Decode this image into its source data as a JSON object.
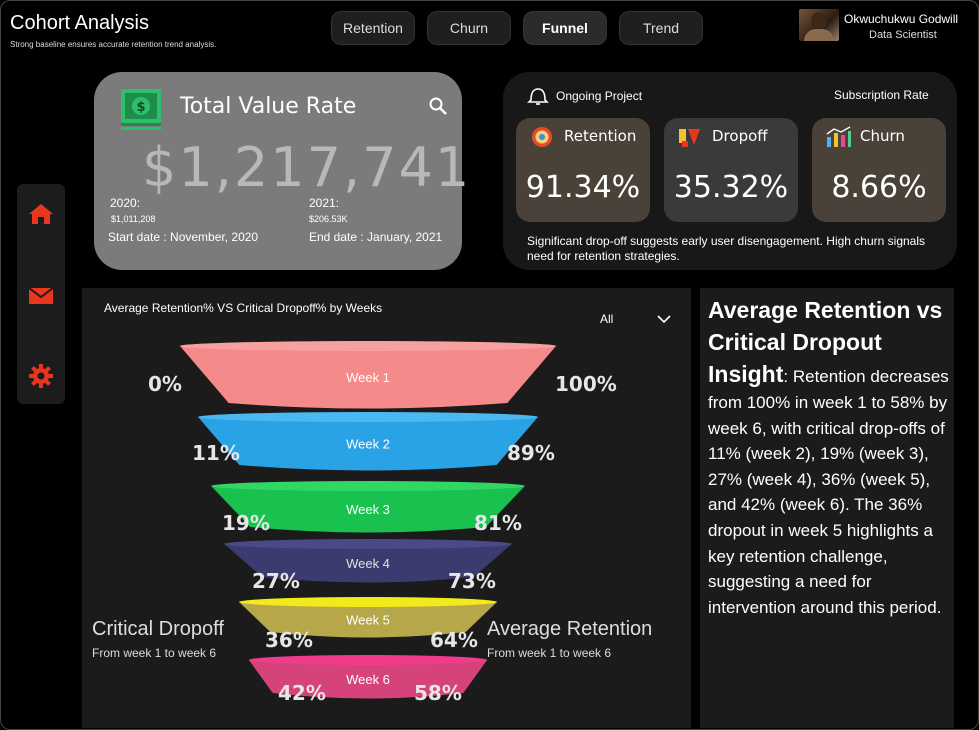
{
  "header": {
    "title": "Cohort Analysis",
    "subtitle": "Strong  baseline ensures accurate retention trend analysis.",
    "tabs": [
      {
        "label": "Retention"
      },
      {
        "label": "Churn"
      },
      {
        "label": "Funnel"
      },
      {
        "label": "Trend"
      }
    ],
    "active_tab": "Funnel"
  },
  "user": {
    "name": "Okwuchukwu Godwill",
    "role": "Data Scientist"
  },
  "sidebar": {
    "icons": [
      "home-icon",
      "mail-icon",
      "settings-icon"
    ],
    "icon_color": "#e8371d"
  },
  "total_value": {
    "title": "Total Value Rate",
    "value": "$1,217,741",
    "year_2020_label": "2020:",
    "year_2020_value": "$1,011,208",
    "start_date": "Start date : November, 2020",
    "year_2021_label": "2021:",
    "year_2021_value": "$206.53K",
    "end_date": "End date : January, 2021"
  },
  "project": {
    "label": "Ongoing Project",
    "rate_label": "Subscription Rate",
    "metrics": [
      {
        "label": "Retention",
        "value": "91.34%",
        "color": "#4a4238"
      },
      {
        "label": "Dropoff",
        "value": "35.32%",
        "color": "#3a3a3a"
      },
      {
        "label": "Churn",
        "value": "8.66%",
        "color": "#4a4238"
      }
    ],
    "note": "Significant drop-off suggests early user disengagement. High churn signals need for retention strategies."
  },
  "funnel": {
    "title": "Average Retention% VS Critical Dropoff% by Weeks",
    "filter_value": "All",
    "left_caption": "Critical Dropoff",
    "left_sub": "From week 1 to week 6",
    "right_caption": "Average Retention",
    "right_sub": "From week 1 to week 6"
  },
  "chart_data": {
    "type": "funnel",
    "title": "Average Retention% VS Critical Dropoff% by Weeks",
    "categories": [
      "Week 1",
      "Week 2",
      "Week 3",
      "Week 4",
      "Week 5",
      "Week 6"
    ],
    "series": [
      {
        "name": "Average Retention",
        "values": [
          100,
          89,
          81,
          73,
          64,
          58
        ]
      },
      {
        "name": "Critical Dropoff",
        "values": [
          0,
          11,
          19,
          27,
          36,
          42
        ]
      }
    ],
    "retention_labels": [
      "100%",
      "89%",
      "81%",
      "73%",
      "64%",
      "58%"
    ],
    "dropoff_labels": [
      "0%",
      "11%",
      "19%",
      "27%",
      "36%",
      "42%"
    ],
    "colors": [
      "#f58a8a",
      "#29a3e6",
      "#19c24f",
      "#3b3b70",
      "#b6a84a",
      "#d6427a"
    ],
    "top_colors": [
      "#f7a0a0",
      "#4cb8f2",
      "#30d764",
      "#4a4a88",
      "#f2ea1a",
      "#f03c8c"
    ]
  },
  "insight": {
    "heading": "Average Retention vs Critical Dropout Insight",
    "body": ": Retention decreases from 100% in week 1 to 58% by week 6, with critical drop-offs of 11% (week 2), 19% (week 3), 27% (week 4), 36% (week 5), and 42% (week 6). The 36% dropout in week 5 highlights a key retention challenge, suggesting a need for intervention around this period."
  }
}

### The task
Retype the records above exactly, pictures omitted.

### Task solution
Decode this image into its source data as a JSON object.
{
  "header": {
    "title": "Cohort Analysis",
    "subtitle": "Strong  baseline ensures accurate retention trend analysis.",
    "tabs": [
      {
        "label": "Retention"
      },
      {
        "label": "Churn"
      },
      {
        "label": "Funnel"
      },
      {
        "label": "Trend"
      }
    ],
    "active_tab": "Funnel"
  },
  "user": {
    "name": "Okwuchukwu Godwill",
    "role": "Data Scientist"
  },
  "sidebar": {
    "icons": [
      "home-icon",
      "mail-icon",
      "settings-icon"
    ],
    "icon_color": "#e8371d"
  },
  "total_value": {
    "title": "Total Value Rate",
    "value": "$1,217,741",
    "year_2020_label": "2020:",
    "year_2020_value": "$1,011,208",
    "start_date": "Start date : November, 2020",
    "year_2021_label": "2021:",
    "year_2021_value": "$206.53K",
    "end_date": "End date : January, 2021"
  },
  "project": {
    "label": "Ongoing Project",
    "rate_label": "Subscription Rate",
    "metrics": [
      {
        "label": "Retention",
        "value": "91.34%",
        "color": "#4a4238"
      },
      {
        "label": "Dropoff",
        "value": "35.32%",
        "color": "#3a3a3a"
      },
      {
        "label": "Churn",
        "value": "8.66%",
        "color": "#4a4238"
      }
    ],
    "note": "Significant drop-off suggests early user disengagement. High churn signals need for retention strategies."
  },
  "funnel": {
    "title": "Average Retention% VS Critical Dropoff% by Weeks",
    "filter_value": "All",
    "left_caption": "Critical Dropoff",
    "left_sub": "From week 1 to week 6",
    "right_caption": "Average Retention",
    "right_sub": "From week 1 to week 6"
  },
  "chart_data": {
    "type": "funnel",
    "title": "Average Retention% VS Critical Dropoff% by Weeks",
    "categories": [
      "Week 1",
      "Week 2",
      "Week 3",
      "Week 4",
      "Week 5",
      "Week 6"
    ],
    "series": [
      {
        "name": "Average Retention",
        "values": [
          100,
          89,
          81,
          73,
          64,
          58
        ]
      },
      {
        "name": "Critical Dropoff",
        "values": [
          0,
          11,
          19,
          27,
          36,
          42
        ]
      }
    ],
    "retention_labels": [
      "100%",
      "89%",
      "81%",
      "73%",
      "64%",
      "58%"
    ],
    "dropoff_labels": [
      "0%",
      "11%",
      "19%",
      "27%",
      "36%",
      "42%"
    ],
    "colors": [
      "#f58a8a",
      "#29a3e6",
      "#19c24f",
      "#3b3b70",
      "#b6a84a",
      "#d6427a"
    ],
    "top_colors": [
      "#f7a0a0",
      "#4cb8f2",
      "#30d764",
      "#4a4a88",
      "#f2ea1a",
      "#f03c8c"
    ]
  },
  "insight": {
    "heading": "Average Retention vs Critical Dropout Insight",
    "body": ": Retention decreases from 100% in week 1 to 58% by week 6, with critical drop-offs of 11% (week 2), 19% (week 3), 27% (week 4), 36% (week 5), and 42% (week 6). The 36% dropout in week 5 highlights a key retention challenge, suggesting a need for intervention around this period."
  }
}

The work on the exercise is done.